Task description:
Look below for lines that hold the string "this" and copy each one.
────────────────
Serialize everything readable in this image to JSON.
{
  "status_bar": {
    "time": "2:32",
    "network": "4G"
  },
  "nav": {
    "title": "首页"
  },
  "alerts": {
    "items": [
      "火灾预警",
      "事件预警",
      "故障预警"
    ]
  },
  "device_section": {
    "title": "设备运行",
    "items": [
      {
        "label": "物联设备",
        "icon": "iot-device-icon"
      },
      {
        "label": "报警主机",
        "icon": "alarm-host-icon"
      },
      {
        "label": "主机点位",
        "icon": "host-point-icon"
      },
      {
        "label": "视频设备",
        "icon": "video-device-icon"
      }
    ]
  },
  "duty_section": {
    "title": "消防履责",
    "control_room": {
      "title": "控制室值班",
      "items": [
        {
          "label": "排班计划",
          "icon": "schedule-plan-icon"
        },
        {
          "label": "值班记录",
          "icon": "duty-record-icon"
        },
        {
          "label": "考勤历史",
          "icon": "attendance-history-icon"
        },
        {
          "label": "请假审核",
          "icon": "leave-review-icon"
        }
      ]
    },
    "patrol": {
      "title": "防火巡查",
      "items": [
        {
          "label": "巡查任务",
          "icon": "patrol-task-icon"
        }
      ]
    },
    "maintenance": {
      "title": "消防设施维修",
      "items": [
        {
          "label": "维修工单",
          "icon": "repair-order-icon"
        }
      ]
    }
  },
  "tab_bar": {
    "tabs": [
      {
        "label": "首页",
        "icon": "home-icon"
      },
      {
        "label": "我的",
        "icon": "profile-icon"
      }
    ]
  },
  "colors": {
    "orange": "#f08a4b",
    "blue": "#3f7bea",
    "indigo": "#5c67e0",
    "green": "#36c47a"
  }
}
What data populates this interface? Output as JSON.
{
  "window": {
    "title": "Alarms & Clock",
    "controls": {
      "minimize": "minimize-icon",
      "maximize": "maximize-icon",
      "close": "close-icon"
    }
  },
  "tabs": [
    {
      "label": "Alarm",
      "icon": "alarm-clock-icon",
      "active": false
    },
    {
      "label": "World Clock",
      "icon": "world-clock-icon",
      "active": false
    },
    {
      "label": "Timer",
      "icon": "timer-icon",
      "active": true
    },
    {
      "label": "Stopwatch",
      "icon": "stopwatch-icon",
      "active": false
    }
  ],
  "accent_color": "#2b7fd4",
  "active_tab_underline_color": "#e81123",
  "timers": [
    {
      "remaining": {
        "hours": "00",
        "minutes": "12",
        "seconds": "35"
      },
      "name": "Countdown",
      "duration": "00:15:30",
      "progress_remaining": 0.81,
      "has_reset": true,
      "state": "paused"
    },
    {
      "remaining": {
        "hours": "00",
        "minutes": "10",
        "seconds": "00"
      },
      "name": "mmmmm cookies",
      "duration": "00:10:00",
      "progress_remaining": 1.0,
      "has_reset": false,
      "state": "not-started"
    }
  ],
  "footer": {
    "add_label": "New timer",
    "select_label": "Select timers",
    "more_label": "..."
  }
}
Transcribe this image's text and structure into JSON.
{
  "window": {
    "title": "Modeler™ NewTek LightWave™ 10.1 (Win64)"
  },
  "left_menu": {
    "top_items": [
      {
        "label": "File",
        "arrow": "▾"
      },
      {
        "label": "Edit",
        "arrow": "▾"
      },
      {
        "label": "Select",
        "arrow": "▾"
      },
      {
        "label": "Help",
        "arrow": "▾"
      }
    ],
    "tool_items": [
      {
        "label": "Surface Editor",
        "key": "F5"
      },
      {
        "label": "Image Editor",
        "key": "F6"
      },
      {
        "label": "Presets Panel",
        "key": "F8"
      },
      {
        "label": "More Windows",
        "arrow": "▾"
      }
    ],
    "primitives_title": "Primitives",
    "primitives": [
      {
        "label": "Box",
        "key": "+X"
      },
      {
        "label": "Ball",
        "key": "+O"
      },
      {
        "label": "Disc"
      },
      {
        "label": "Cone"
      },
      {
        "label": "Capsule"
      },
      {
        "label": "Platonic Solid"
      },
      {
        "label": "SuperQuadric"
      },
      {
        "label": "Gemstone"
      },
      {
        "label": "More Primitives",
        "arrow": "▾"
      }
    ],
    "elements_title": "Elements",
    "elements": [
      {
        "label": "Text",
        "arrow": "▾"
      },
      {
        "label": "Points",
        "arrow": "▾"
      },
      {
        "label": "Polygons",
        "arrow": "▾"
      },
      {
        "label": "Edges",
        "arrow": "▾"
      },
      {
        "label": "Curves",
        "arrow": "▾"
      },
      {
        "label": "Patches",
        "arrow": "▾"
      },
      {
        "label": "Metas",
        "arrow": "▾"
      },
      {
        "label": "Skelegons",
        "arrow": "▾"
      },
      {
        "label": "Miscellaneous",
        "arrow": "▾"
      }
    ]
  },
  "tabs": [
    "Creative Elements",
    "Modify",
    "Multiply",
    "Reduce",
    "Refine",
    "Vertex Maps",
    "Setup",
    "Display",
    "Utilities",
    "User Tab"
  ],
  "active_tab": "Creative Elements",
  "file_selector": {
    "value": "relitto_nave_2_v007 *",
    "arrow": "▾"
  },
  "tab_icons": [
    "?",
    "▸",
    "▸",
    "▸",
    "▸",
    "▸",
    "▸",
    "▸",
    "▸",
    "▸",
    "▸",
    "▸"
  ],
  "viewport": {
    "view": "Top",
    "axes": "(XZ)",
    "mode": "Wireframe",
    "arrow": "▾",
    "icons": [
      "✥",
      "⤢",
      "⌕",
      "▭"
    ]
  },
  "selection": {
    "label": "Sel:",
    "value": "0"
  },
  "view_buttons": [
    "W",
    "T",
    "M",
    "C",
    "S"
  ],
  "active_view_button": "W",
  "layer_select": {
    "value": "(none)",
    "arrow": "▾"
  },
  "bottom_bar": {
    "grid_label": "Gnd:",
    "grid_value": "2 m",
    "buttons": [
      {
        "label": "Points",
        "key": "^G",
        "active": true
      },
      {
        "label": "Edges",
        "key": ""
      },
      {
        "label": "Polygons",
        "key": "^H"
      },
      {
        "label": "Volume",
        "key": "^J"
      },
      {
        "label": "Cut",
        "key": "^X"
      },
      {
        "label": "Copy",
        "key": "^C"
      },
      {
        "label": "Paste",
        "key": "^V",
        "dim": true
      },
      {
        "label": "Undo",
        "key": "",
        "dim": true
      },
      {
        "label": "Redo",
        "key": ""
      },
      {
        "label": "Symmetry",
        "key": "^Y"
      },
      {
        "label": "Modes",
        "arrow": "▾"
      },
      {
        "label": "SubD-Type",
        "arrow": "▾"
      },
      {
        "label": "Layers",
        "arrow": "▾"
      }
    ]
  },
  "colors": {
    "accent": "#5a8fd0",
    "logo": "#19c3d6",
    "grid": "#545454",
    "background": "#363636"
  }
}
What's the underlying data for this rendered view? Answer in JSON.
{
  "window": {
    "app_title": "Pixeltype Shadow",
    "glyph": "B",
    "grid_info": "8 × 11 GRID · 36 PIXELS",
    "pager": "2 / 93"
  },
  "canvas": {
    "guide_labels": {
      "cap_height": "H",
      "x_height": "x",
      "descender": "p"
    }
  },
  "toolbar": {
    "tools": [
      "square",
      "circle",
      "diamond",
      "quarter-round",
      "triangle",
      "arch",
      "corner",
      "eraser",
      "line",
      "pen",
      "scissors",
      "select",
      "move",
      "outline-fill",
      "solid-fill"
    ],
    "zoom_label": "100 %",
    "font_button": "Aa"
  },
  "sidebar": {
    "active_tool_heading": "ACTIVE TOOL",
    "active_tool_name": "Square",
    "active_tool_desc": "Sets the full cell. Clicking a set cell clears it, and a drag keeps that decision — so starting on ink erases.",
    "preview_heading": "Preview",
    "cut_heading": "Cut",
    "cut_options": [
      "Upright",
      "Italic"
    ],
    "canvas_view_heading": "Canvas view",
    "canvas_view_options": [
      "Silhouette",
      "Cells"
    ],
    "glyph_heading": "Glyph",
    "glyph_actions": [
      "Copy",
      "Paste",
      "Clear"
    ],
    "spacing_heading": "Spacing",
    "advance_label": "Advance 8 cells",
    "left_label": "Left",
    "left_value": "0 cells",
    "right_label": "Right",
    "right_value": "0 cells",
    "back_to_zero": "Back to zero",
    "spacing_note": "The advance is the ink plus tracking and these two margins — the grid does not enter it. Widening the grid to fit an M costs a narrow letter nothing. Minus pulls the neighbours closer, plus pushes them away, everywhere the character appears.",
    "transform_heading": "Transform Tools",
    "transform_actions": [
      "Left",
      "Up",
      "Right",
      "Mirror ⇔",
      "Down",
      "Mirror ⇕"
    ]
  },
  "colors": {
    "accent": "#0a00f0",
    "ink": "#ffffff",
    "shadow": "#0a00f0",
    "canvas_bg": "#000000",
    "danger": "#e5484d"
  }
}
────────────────
Solution to the problem:
Serialize everything readable in this image to JSON.
What data populates this interface? Output as JSON.
Transcribe this image's text and structure into JSON.
What's the underlying data for this rendered view? Answer in JSON.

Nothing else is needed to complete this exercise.